Jonah gets angry and throws a hissy fit because his front row seat to the destruction of Nineveh turns out to be a front row seat to their repentance and God’s subsequent forgiveness. He actually admits to God he did not want to come to Nineveh in the first place, not because he was afraid because they were his enemies, but because he did not want God to be merciful and forgive them should they repent. He basically said, “I hate these people, and I know you are big on the forgiveness thing and I did not think that after all the Ninevites have done to my family, my friends, my neighbors and my country, that they deserved forgiveness. They deserve to be destroyed, and repentance or not I still believe they deserve to die, every last one of them. As he sits there waiting for God to send fire from the heavens and torch them all, a plant grows up that gives a little relief from the Sun but then it dies and he gets angry at God about it. God calls Jonah to task over his attitude and the fact that he care more that stupid weed than he does for the numerous men, women, children and animals on whom he wished destruction. And the story leaves us there with Jonah on the hill outside of town and God’s rebuke ringing in the air.
You see Jonah is not the hero of this story. Jonah, never gets it. He never understands. Jonah never wants what God wants. He never repents of his hard heartedness. He never does what God wants him to do for the right reasons. It seems in the end he only went to Nineveh, because it beat the belly of the whale and it would give him front row seats to the destruction of his enemies. All this leads me to believe that Jonah was never really a very good prophet of God.
If you have seen the Veggie Tale cartoon version of this Biblical tale Bob the Tomato and Larry the Cucumber tell you that the point of the story is to not be like Jonah; to instead listen to God when God talks to you, to desire the salvation of your enemies and to accept that God forgives everyone even those whom we would not think are worthy of God’s forgiveness.

One of the wonderful things about this story is that EVERYONE in this story save Jonah repents at some point in this story. Jonah’s shipmates repent and give praise to God. The people of Nineveh including their horrible evil king repented and come to believe in God. In the original language, even God repents, twice in fact, God repents of the storm and causes the sea to be calm once again and God repents of destroying the city of Nineveh. But not once does Jonah repent. Jonah, does thank God for the fish, but that is the best thing he does in the whole book. The narrative closes, with Jonah chastised by God, on the hill angry that God did burn and entire city of living breathing people to the ground.

So there are only two “characters” in this story.

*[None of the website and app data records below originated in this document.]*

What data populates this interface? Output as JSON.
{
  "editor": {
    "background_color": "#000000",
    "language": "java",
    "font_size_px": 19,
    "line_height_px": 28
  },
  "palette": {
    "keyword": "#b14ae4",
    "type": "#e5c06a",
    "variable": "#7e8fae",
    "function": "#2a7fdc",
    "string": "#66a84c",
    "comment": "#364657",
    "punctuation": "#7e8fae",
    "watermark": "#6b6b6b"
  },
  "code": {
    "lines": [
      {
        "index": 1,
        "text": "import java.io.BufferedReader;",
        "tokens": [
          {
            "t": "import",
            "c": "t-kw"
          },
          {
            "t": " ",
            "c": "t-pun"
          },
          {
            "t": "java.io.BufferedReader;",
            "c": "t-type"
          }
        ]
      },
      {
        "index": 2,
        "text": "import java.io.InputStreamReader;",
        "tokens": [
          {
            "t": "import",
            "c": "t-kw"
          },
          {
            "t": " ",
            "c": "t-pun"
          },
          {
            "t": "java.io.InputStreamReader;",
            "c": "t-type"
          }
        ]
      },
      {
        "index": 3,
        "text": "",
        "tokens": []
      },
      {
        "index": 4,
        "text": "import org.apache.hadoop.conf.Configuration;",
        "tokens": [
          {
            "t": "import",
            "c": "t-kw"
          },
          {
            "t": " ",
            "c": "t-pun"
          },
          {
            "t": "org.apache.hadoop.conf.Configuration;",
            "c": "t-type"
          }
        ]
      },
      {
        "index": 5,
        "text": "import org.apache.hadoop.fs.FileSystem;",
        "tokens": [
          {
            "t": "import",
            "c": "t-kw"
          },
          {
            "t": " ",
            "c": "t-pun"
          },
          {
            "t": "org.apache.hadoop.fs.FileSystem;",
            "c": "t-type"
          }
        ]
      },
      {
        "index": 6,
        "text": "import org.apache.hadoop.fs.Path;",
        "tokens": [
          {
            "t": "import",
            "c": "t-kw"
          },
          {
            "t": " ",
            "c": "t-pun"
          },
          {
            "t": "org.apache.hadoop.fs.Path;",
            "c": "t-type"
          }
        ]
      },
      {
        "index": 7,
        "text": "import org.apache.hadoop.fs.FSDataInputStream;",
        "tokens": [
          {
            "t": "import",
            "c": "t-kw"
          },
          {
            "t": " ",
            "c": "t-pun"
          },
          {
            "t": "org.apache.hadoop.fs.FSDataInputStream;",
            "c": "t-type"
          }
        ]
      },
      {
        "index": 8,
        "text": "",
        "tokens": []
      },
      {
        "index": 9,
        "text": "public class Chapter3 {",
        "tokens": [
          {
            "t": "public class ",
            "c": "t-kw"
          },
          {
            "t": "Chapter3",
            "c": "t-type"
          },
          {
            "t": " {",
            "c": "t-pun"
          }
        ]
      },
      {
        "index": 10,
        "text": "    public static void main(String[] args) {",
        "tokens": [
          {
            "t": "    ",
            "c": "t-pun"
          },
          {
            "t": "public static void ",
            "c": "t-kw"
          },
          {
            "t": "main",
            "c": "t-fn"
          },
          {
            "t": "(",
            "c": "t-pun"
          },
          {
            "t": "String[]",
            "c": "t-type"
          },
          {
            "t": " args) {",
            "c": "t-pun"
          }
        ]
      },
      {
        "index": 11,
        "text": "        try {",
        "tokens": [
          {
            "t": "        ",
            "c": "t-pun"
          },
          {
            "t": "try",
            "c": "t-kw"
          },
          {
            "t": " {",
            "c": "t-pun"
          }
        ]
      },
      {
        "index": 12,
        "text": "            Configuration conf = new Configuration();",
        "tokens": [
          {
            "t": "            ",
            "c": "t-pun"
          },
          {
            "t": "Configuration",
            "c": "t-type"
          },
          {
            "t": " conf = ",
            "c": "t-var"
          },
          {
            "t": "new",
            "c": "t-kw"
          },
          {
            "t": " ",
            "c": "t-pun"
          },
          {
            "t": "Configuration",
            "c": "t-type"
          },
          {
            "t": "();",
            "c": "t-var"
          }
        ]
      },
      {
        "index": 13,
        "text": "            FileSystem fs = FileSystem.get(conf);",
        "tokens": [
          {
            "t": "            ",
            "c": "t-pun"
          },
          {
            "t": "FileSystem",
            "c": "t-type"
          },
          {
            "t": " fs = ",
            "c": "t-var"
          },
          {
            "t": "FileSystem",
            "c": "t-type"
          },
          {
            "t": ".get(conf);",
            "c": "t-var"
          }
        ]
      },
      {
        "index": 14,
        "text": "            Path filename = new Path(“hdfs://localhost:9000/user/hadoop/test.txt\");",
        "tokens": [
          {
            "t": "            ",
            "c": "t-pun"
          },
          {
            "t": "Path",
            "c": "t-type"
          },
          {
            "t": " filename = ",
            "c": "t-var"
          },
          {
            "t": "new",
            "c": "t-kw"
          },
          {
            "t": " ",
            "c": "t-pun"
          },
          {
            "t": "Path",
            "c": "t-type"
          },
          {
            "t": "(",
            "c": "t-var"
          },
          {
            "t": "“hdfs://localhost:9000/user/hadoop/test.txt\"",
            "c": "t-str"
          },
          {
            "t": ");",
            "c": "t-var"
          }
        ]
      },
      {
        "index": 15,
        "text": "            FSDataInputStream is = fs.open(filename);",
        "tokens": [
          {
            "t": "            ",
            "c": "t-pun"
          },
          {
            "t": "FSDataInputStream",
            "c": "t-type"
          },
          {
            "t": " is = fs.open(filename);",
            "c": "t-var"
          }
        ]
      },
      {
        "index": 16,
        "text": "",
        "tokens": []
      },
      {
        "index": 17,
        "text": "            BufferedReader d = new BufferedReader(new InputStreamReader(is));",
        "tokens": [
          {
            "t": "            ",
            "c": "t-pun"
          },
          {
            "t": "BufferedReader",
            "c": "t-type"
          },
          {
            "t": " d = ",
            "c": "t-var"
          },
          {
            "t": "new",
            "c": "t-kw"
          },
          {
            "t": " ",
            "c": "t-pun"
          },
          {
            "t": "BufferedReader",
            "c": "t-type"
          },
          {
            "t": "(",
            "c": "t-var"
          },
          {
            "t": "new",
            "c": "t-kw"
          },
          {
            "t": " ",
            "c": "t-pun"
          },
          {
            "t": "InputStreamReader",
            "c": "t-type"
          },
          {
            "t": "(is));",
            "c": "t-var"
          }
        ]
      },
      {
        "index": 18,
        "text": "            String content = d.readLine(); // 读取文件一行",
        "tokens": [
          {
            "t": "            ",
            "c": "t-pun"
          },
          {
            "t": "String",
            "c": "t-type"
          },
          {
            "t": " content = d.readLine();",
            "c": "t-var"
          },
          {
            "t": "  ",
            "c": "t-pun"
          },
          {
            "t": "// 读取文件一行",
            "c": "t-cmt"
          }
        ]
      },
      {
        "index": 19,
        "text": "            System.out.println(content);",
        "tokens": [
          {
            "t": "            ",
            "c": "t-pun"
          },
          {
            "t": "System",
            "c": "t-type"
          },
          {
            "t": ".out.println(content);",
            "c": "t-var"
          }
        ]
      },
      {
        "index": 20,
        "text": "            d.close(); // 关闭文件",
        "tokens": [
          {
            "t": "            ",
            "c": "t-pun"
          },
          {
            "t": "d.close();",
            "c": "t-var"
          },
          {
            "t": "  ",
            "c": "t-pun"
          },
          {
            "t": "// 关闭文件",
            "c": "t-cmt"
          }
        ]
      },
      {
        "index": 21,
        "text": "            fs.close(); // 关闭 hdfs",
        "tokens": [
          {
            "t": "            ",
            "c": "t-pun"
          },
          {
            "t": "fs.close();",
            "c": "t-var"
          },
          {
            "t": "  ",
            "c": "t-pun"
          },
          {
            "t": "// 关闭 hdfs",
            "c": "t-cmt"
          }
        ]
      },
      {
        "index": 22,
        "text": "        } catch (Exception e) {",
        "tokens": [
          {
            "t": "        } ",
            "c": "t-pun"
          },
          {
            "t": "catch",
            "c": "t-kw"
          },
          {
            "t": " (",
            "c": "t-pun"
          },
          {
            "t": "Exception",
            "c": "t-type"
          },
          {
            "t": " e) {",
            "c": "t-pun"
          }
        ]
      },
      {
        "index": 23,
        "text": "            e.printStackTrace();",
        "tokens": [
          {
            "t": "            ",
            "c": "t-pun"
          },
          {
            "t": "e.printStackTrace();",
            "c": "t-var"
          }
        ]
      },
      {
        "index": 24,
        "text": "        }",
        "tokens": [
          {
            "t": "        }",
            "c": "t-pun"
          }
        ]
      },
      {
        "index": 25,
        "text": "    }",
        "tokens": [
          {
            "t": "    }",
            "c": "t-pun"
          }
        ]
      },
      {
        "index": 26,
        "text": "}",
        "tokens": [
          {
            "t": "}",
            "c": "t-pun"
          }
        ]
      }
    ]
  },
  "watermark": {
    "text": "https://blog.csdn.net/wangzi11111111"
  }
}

There is unrepentant, stubborn, angry Jonah and there is the almighty, merciful God. As the story closes who is in the right? Who do we want to be like? Who should we strive to emulate? The answer is obvious. I mean seriously, no one wants to be like Jonah sitting on a hill in the heat of the Sun calling down fire on your enemies and cursing God for God’s forgiving nature. The only choice is to NOT be like Jonah, to be like God, which of course is what we aim for as Christians anyway. We aim to share the love and forgiveness of God with our world.

It is easy to look at Jonah and say we won’t be like Jonah, but how many of us cheer when our enemies fail. How many of us have ever wished calamity upon those who have sought to do us harm? What how would we feel if we found out that God had forgiven our worst enemies? The gospel calls for us to love where the is hate and for prayer where there is persecution.

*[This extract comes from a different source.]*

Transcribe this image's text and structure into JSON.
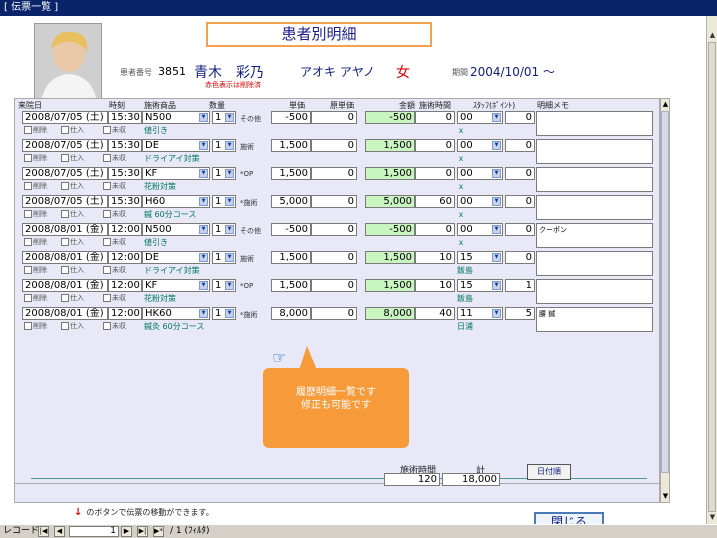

What a wonderful God we have who forgives even those whom we would deem unworthy! There are some we may secretly desire never truly know the love and forgiveness of our God. There may be some in this world whom we really hope will “burn in hell.” But God desires to forgive all, all who repent and turn to God will be forgiven. In this story we should be routing for Jonah’s pagan shipmates and rejoice when they come to believe in God, and our hearts should rejoice when God forgives every last one of the Ninevites when they repent and call out to God. Our God does not only love and forgive the worthy. God does not love and forgive the good. God loves and forgive ALL who will repent and believe.